This chapter covered the following points:
We started by outlining four of the main standards, HTML, ECMAScript, XML, and XHTML, and examined the relationships between them. We saw that a common aim emerging from these standards required stricter guidelines for coding HTML web pages. However, those guidelines in turn benefited the Document Object Model, making it possible to access and manipulate any item on the web page using script if web pages were coded according to these guidelines.
We examined the Document Object Model and saw that it offered a browser- and language-independent method of accessing the items on a web page and resolved the problems that dogged version 4 of the browsers. We saw how the DOM represents the HTML document as a tree structure and how it is possible to navigate through the tree to different elements and use the properties and methods it exposes to access the different parts of the web page.
While sticking to the standards provides the best method for manipulating the contents of the web page, none of the main browsers yet implements it in its entirety.
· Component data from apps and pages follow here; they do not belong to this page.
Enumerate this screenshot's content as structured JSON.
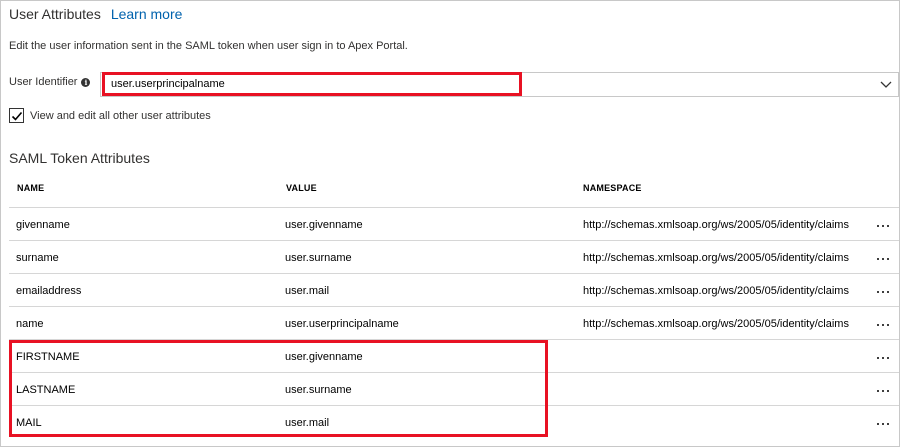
{
  "header": {
    "title": "User Attributes",
    "learn_more": "Learn more"
  },
  "description": "Edit the user information sent in the SAML token when user sign in to Apex Portal.",
  "identifier": {
    "label": "User Identifier",
    "value": "user.userprincipalname"
  },
  "checkbox": {
    "label": "View and edit all other user attributes",
    "checked": true
  },
  "section_title": "SAML Token Attributes",
  "table": {
    "columns": [
      "NAME",
      "VALUE",
      "NAMESPACE"
    ],
    "rows": [
      {
        "name": "givenname",
        "value": "user.givenname",
        "namespace": "http://schemas.xmlsoap.org/ws/2005/05/identity/claims"
      },
      {
        "name": "surname",
        "value": "user.surname",
        "namespace": "http://schemas.xmlsoap.org/ws/2005/05/identity/claims"
      },
      {
        "name": "emailaddress",
        "value": "user.mail",
        "namespace": "http://schemas.xmlsoap.org/ws/2005/05/identity/claims"
      },
      {
        "name": "name",
        "value": "user.userprincipalname",
        "namespace": "http://schemas.xmlsoap.org/ws/2005/05/identity/claims"
      },
      {
        "name": "FIRSTNAME",
        "value": "user.givenname",
        "namespace": ""
      },
      {
        "name": "LASTNAME",
        "value": "user.surname",
        "namespace": ""
      },
      {
        "name": "MAIL",
        "value": "user.mail",
        "namespace": ""
      }
    ]
  },
  "colors": {
    "link": "#0062ad",
    "highlight": "#e81123",
    "border": "#c8c8c8"
  },
  "icons": [
    "info-icon",
    "chevron-down-icon",
    "checkmark-icon",
    "more-icon"
  ]
}
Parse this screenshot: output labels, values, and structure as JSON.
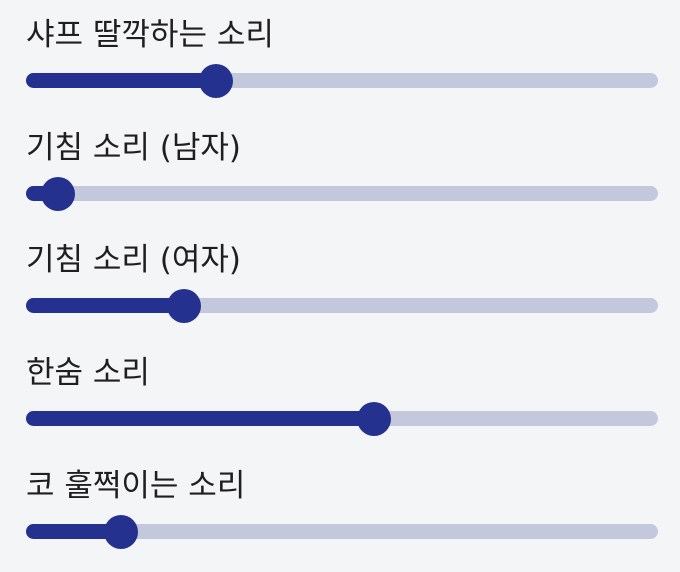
{
  "colors": {
    "background": "#f4f5f7",
    "track_active": "#24318f",
    "track_inactive": "#c3c8dd",
    "thumb": "#24318f",
    "label_text": "#1f1f1f"
  },
  "sliders": [
    {
      "label": "샤프 딸깍하는 소리",
      "value": 0.3
    },
    {
      "label": "기침 소리 (남자)",
      "value": 0.05
    },
    {
      "label": "기침 소리 (여자)",
      "value": 0.25
    },
    {
      "label": "한숨 소리",
      "value": 0.55
    },
    {
      "label": "코 훌쩍이는 소리",
      "value": 0.15
    }
  ]
}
We looked at the two most up-to-date examples, IE 6 and NN 7, and saw how they provided a strong basis for creating dynamic, inter-operable web pages due to their support of the DOM.